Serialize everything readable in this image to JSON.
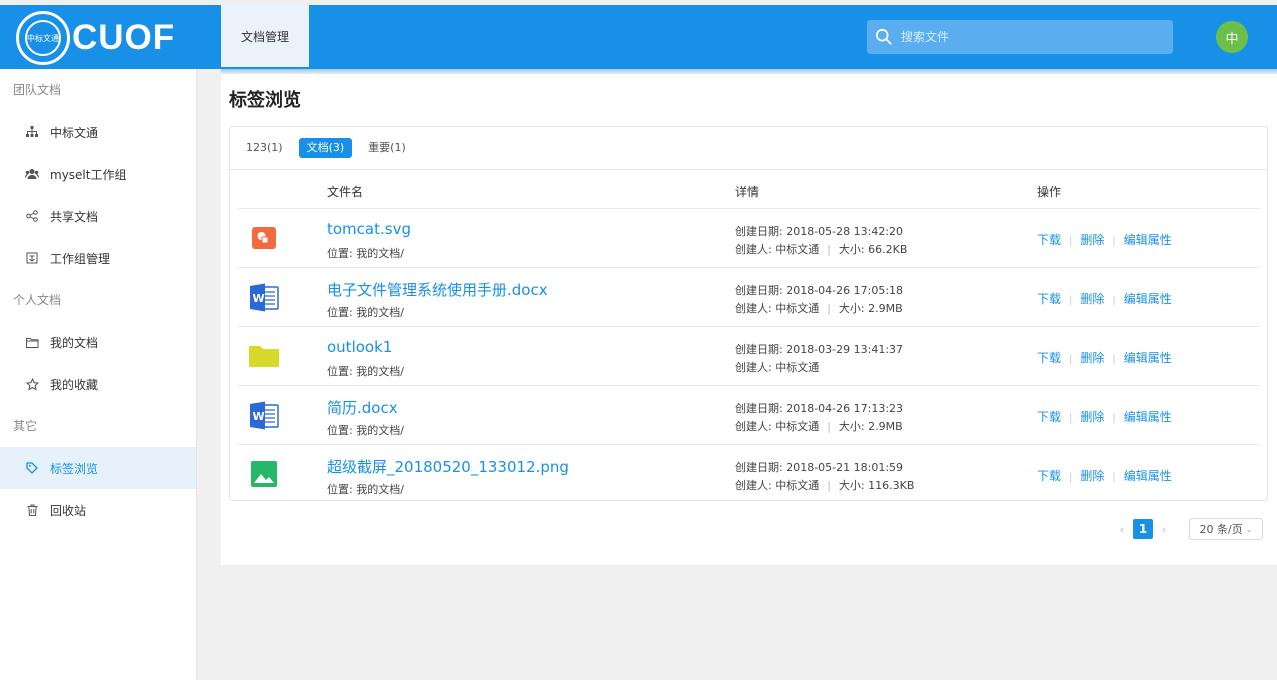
{
  "header": {
    "logo_small": "中标文通",
    "logo_text": "CUOF",
    "nav_tab": "文档管理",
    "search_placeholder": "搜索文件",
    "avatar": "中",
    "brand_color": "#1890e8"
  },
  "sidebar": {
    "groups": [
      {
        "label": "团队文档",
        "items": [
          {
            "label": "中标文通",
            "icon": "org-chart-icon"
          },
          {
            "label": "myselt工作组",
            "icon": "users-icon"
          },
          {
            "label": "共享文档",
            "icon": "share-icon"
          },
          {
            "label": "工作组管理",
            "icon": "manage-icon"
          }
        ]
      },
      {
        "label": "个人文档",
        "items": [
          {
            "label": "我的文档",
            "icon": "folder-icon"
          },
          {
            "label": "我的收藏",
            "icon": "star-icon"
          }
        ]
      },
      {
        "label": "其它",
        "items": [
          {
            "label": "标签浏览",
            "icon": "tag-icon",
            "active": true
          },
          {
            "label": "回收站",
            "icon": "trash-icon"
          }
        ]
      }
    ]
  },
  "main": {
    "title": "标签浏览",
    "tags": [
      {
        "label": "123(1)",
        "active": false
      },
      {
        "label": "文档(3)",
        "active": true
      },
      {
        "label": "重要(1)",
        "active": false
      }
    ],
    "columns": {
      "name": "文件名",
      "detail": "详情",
      "ops": "操作"
    },
    "ops_labels": {
      "download": "下载",
      "delete": "删除",
      "edit": "编辑属性"
    },
    "files": [
      {
        "name": "tomcat.svg",
        "location": "位置: 我的文档/",
        "created": "创建日期: 2018-05-28 13:42:20",
        "creator": "创建人: 中标文通",
        "size": "大小: 66.2KB",
        "icon": "svg-file-icon"
      },
      {
        "name": "电子文件管理系统使用手册.docx",
        "location": "位置: 我的文档/",
        "created": "创建日期: 2018-04-26 17:05:18",
        "creator": "创建人: 中标文通",
        "size": "大小: 2.9MB",
        "icon": "word-file-icon"
      },
      {
        "name": "outlook1",
        "location": "位置: 我的文档/",
        "created": "创建日期: 2018-03-29 13:41:37",
        "creator": "创建人: 中标文通",
        "size": "",
        "icon": "folder-file-icon"
      },
      {
        "name": "简历.docx",
        "location": "位置: 我的文档/",
        "created": "创建日期: 2018-04-26 17:13:23",
        "creator": "创建人: 中标文通",
        "size": "大小: 2.9MB",
        "icon": "word-file-icon"
      },
      {
        "name": "超级截屏_20180520_133012.png",
        "location": "位置: 我的文档/",
        "created": "创建日期: 2018-05-21 18:01:59",
        "creator": "创建人: 中标文通",
        "size": "大小: 116.3KB",
        "icon": "image-file-icon"
      }
    ],
    "pagination": {
      "prev": "‹",
      "current": "1",
      "next": "›",
      "page_size": "20 条/页"
    }
  }
}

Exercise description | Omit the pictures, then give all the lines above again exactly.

Answer for this exercise |
Serialize everything readable in this image to JSON.
{
  "header": {
    "logo_small": "中标文通",
    "logo_text": "CUOF",
    "nav_tab": "文档管理",
    "search_placeholder": "搜索文件",
    "avatar": "中",
    "brand_color": "#1890e8"
  },
  "sidebar": {
    "groups": [
      {
        "label": "团队文档",
        "items": [
          {
            "label": "中标文通",
            "icon": "org-chart-icon"
          },
          {
            "label": "myselt工作组",
            "icon": "users-icon"
          },
          {
            "label": "共享文档",
            "icon": "share-icon"
          },
          {
            "label": "工作组管理",
            "icon": "manage-icon"
          }
        ]
      },
      {
        "label": "个人文档",
        "items": [
          {
            "label": "我的文档",
            "icon": "folder-icon"
          },
          {
            "label": "我的收藏",
            "icon": "star-icon"
          }
        ]
      },
      {
        "label": "其它",
        "items": [
          {
            "label": "标签浏览",
            "icon": "tag-icon",
            "active": true
          },
          {
            "label": "回收站",
            "icon": "trash-icon"
          }
        ]
      }
    ]
  },
  "main": {
    "title": "标签浏览",
    "tags": [
      {
        "label": "123(1)",
        "active": false
      },
      {
        "label": "文档(3)",
        "active": true
      },
      {
        "label": "重要(1)",
        "active": false
      }
    ],
    "columns": {
      "name": "文件名",
      "detail": "详情",
      "ops": "操作"
    },
    "ops_labels": {
      "download": "下载",
      "delete": "删除",
      "edit": "编辑属性"
    },
    "files": [
      {
        "name": "tomcat.svg",
        "location": "位置: 我的文档/",
        "created": "创建日期: 2018-05-28 13:42:20",
        "creator": "创建人: 中标文通",
        "size": "大小: 66.2KB",
        "icon": "svg-file-icon"
      },
      {
        "name": "电子文件管理系统使用手册.docx",
        "location": "位置: 我的文档/",
        "created": "创建日期: 2018-04-26 17:05:18",
        "creator": "创建人: 中标文通",
        "size": "大小: 2.9MB",
        "icon": "word-file-icon"
      },
      {
        "name": "outlook1",
        "location": "位置: 我的文档/",
        "created": "创建日期: 2018-03-29 13:41:37",
        "creator": "创建人: 中标文通",
        "size": "",
        "icon": "folder-file-icon"
      },
      {
        "name": "简历.docx",
        "location": "位置: 我的文档/",
        "created": "创建日期: 2018-04-26 17:13:23",
        "creator": "创建人: 中标文通",
        "size": "大小: 2.9MB",
        "icon": "word-file-icon"
      },
      {
        "name": "超级截屏_20180520_133012.png",
        "location": "位置: 我的文档/",
        "created": "创建日期: 2018-05-21 18:01:59",
        "creator": "创建人: 中标文通",
        "size": "大小: 116.3KB",
        "icon": "image-file-icon"
      }
    ],
    "pagination": {
      "prev": "‹",
      "current": "1",
      "next": "›",
      "page_size": "20 条/页"
    }
  }
}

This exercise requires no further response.